Just like on All Hail West Texas, Jake Ewald does what John Darnielle does on a song like “The Best Ever Death Metal Band Out of Denton;” he shows that these characters are real.  Just like every Mountain Goats fan knows a Jeff and a Cyrus, Ewald and the audience all have friends selling drugs, pissing away college degrees.  While at times the album seems dystopic, Ewald shows a love in dysfunction through chugging anthems like “Monsters” or “Mallrat Semi-Annual.”  “Monsters” sees an older brother sticking up for a defenseless younger sister at the end, in a fond memory in a now deteriorating home.  “Mallrat” shows the perspectives of people on a first date, both anxious out of spite and nerves.

These guitar heavy, up-tempo songs are definitely some of the most lyrically intricate and visually interesting songs where Ewald sings about fonts on gravestones, New Year’s Eve and “Halloween in Hell.”  Some of the more tender moments come from the softer songs.  “The Politics of Grooming” is reminiscent of Garth Stein’s novel The Art of Racing in the Rain.  The song is seemingly told from a dog’s perspective as his owner watches the world she’s come to know fall apart and die around her.  “Toronto Mug” and “Toronto Mug II” are both about what it’s like to be stuck in the sort of decrepit town that Slaughter Beach is.  Whether you’re searching for a DVD or “counting cracks on Essex Street,” you only have a souvenir mug from a foreign city to provide you with a real sense of escapism.

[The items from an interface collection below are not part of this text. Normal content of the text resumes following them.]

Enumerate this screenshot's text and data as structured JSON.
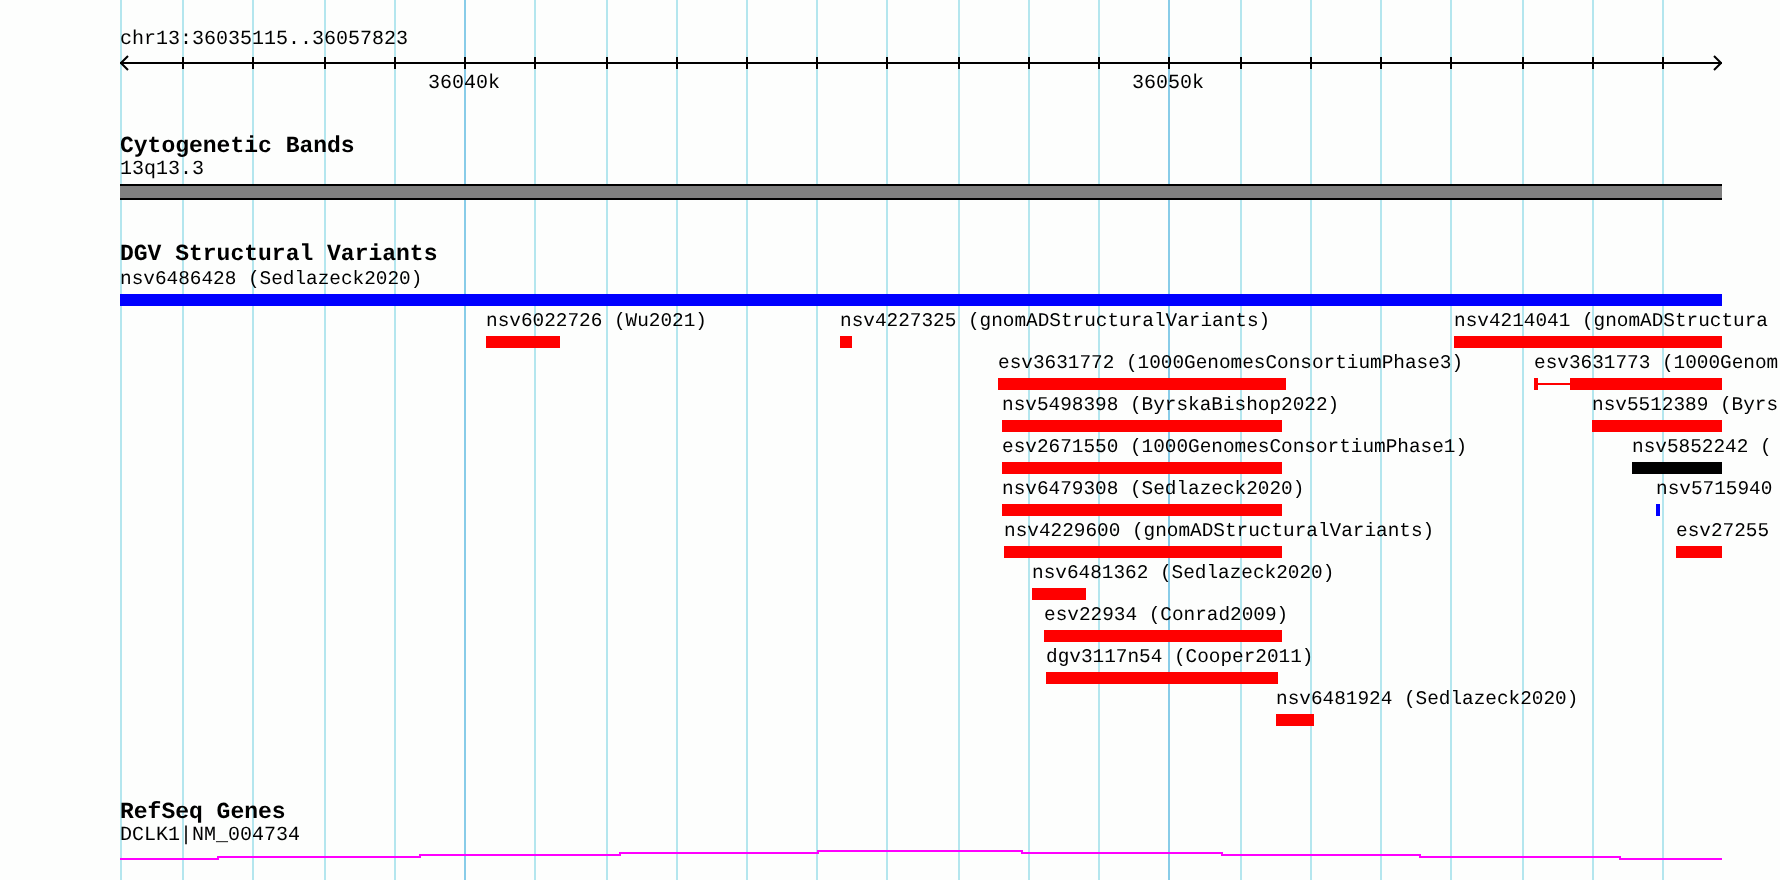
{
  "ruler": {
    "location": "chr13:36035115..36057823",
    "tick_labels": [
      "36040k",
      "36050k"
    ]
  },
  "tracks": [
    {
      "kind": "bands",
      "title": "Cytogenetic Bands",
      "features": [
        {
          "label": "13q13.3",
          "color": "#808080"
        }
      ]
    },
    {
      "kind": "variants",
      "title": "DGV Structural Variants",
      "features": [
        {
          "label": "nsv6486428 (Sedlazeck2020)",
          "color": "#0000ff"
        },
        {
          "label": "nsv6022726 (Wu2021)",
          "color": "#ff0000"
        },
        {
          "label": "nsv4227325 (gnomADStructuralVariants)",
          "color": "#ff0000"
        },
        {
          "label": "nsv4214041 (gnomADStructura",
          "color": "#ff0000"
        },
        {
          "label": "esv3631772 (1000GenomesConsortiumPhase3)",
          "color": "#ff0000"
        },
        {
          "label": "esv3631773 (1000Genom",
          "color": "#ff0000"
        },
        {
          "label": "nsv5498398 (ByrskaBishop2022)",
          "color": "#ff0000"
        },
        {
          "label": "nsv5512389 (Byrs",
          "color": "#ff0000"
        },
        {
          "label": "esv2671550 (1000GenomesConsortiumPhase1)",
          "color": "#ff0000"
        },
        {
          "label": "nsv5852242 (",
          "color": "#000000"
        },
        {
          "label": "nsv6479308 (Sedlazeck2020)",
          "color": "#ff0000"
        },
        {
          "label": "nsv5715940",
          "color": "#0000ff"
        },
        {
          "label": "nsv4229600 (gnomADStructuralVariants)",
          "color": "#ff0000"
        },
        {
          "label": "esv27255",
          "color": "#ff0000"
        },
        {
          "label": "nsv6481362 (Sedlazeck2020)",
          "color": "#ff0000"
        },
        {
          "label": "esv22934 (Conrad2009)",
          "color": "#ff0000"
        },
        {
          "label": "dgv3117n54 (Cooper2011)",
          "color": "#ff0000"
        },
        {
          "label": "nsv6481924 (Sedlazeck2020)",
          "color": "#ff0000"
        }
      ]
    },
    {
      "kind": "genes",
      "title": "RefSeq Genes",
      "features": [
        {
          "label": "DCLK1|NM_004734",
          "color": "#ff00ff"
        }
      ]
    }
  ]
}
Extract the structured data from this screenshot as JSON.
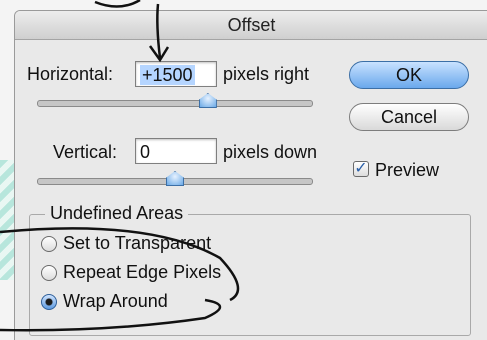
{
  "dialog": {
    "title": "Offset",
    "horizontal": {
      "label": "Horizontal:",
      "value": "+1500",
      "unit": "pixels right",
      "slider_position": 0.62
    },
    "vertical": {
      "label": "Vertical:",
      "value": "0",
      "unit": "pixels down",
      "slider_position": 0.5
    },
    "buttons": {
      "ok": "OK",
      "cancel": "Cancel"
    },
    "preview": {
      "label": "Preview",
      "checked": true
    },
    "undefined_areas": {
      "title": "Undefined Areas",
      "options": [
        {
          "label": "Set to Transparent",
          "selected": false
        },
        {
          "label": "Repeat Edge Pixels",
          "selected": false
        },
        {
          "label": "Wrap Around",
          "selected": true
        }
      ]
    }
  },
  "colors": {
    "accent": "#6aa8ec",
    "selection": "#b5d5ff",
    "annotation_ink": "#111111"
  }
}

Musically, Ewald is able to go many different places naturally on this album.  Whether it’s palm-muted power chords on “Mallrat Semi-Annual,” classic rock melody on “Drinks,” sweet finger-picking on “Bed Fest” or the funky, math rock of “Forever” nothing is out of place.  There are moments that bare some resemblance to songs like “Hiding” or “Note to Self” from Modern Baseball’s Holy Ghost, Jake Ewald’s main outfit.  Still, this sort of concept album has more to do with The Weakerthans or the Mountain Goats than it does with Brand New or The Front Bottoms.

While Welcome doesn’t have the confessional lyrics we’ve come to know from Ewald and Modern Baseball, it does have the honest quality that storyteller-songwriters always need.  In creating a fictional work in its own universe, he’s created characters that reflect real people as well as his more personal work does.  It seems as if the biggest running theme in Slaughter Beach, Dog’s songs is paralysis in small town life.  It’s an extremely pop-punk sentiment on an album that owes very little to pop-punk.  It’s a vastly personal exploration that can be both hilarious and heartbreaking within its 28 minutes.